Jeff sought to broaden his palette and began a series of culinary adventures; First as Sous Chef at Asolare, a Caribbean-Asian restaurant in St. John, Virgin Islands. Next, in San Francisco, at fine dining Asian-French restaurant Azie, where he learned Japanese cuisine from renowned sushi chefs while at the same time polishing his French techniques. And then to rural Virginia, where he worked at Keswick Hall, an exclusive 5-star hotel built on Thomas Jefferson’s Monticello Estate and owned by the Orient Express. Named Fossett’s in honor of Jefferson’s chief cook at Monticello, Edith Fossett, the restaurant served up Southern/French cuisine in a fine dining atmosphere.

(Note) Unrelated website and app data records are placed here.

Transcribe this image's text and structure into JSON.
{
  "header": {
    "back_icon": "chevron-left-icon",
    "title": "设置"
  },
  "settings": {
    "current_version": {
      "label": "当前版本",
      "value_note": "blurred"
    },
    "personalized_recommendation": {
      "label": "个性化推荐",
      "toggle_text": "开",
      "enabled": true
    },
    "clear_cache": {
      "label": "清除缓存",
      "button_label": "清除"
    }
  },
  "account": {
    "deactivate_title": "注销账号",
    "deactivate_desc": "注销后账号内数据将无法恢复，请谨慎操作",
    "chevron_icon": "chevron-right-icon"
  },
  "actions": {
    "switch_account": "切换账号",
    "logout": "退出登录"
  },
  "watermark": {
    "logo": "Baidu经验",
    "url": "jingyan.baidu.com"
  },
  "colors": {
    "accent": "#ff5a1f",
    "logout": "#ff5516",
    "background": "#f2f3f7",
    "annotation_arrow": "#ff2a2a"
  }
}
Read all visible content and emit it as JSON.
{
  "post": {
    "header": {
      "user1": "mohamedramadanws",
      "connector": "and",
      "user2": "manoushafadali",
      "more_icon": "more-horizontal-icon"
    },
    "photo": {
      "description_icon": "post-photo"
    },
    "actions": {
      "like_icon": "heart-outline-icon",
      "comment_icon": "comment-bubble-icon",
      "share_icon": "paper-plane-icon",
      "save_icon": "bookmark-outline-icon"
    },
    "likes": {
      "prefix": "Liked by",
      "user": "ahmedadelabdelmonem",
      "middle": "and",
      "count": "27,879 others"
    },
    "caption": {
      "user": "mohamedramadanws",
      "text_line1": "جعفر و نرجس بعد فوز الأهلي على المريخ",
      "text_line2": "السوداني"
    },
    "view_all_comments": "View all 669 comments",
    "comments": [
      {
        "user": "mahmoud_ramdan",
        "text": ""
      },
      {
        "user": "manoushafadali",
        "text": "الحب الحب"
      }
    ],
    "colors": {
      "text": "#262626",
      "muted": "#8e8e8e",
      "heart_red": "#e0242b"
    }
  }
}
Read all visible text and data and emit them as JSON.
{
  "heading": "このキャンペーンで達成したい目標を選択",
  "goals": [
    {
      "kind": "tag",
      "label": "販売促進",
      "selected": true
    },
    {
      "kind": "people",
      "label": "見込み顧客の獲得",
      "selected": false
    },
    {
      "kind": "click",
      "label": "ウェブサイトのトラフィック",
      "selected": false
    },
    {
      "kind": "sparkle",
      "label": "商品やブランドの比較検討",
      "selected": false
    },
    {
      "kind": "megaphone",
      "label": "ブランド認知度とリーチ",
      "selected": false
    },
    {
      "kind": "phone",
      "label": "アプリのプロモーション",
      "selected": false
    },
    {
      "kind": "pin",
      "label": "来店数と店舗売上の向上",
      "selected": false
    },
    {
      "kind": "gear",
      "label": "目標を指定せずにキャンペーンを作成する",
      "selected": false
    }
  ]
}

It was here that Jeff was able to begin mixing his passion and talent for fine Southern cooking.
Missing the sun and surf, McInnis moved back to Florida in 2004 to work with famed Chef Norman Van Aken at Norman’s in Miami. Just one year later, he became Chef de Cuisine of The Ritz Carlton Dining Room. While there, McInnis traveled to North Africa and Europe where he reveled in the history, techniques and, of course, the food, and ultimately incorporated these experiences into creating a signature Southern Mediterranean and
North African-inspired menu for The Ritz Carlton.
Shortly thereafter, McInnis was one of only 17 chefs selected nationwide to appear on the popular television show, Top Chef, putting McInnis and his talent front and center on a national stage. Preferring the ‘heat of the kitchen’ to ‘the heat of the Klieg lights,’ McInnis got back to what he loved and utilized his signature culinary style to develop a highly acclaimed menu as the Executive Chef for what would quickly become one of Miami’s most popular restaurants, gigi.
After the tremendous success of gigi, and more than twenty years of embracing and absorbing cuisines as a student of food, McInnis is now doing what he’s been working towards for years: bringing his eclectic and inventive style to the tastes of the classic
Southern cuisine he grew up with.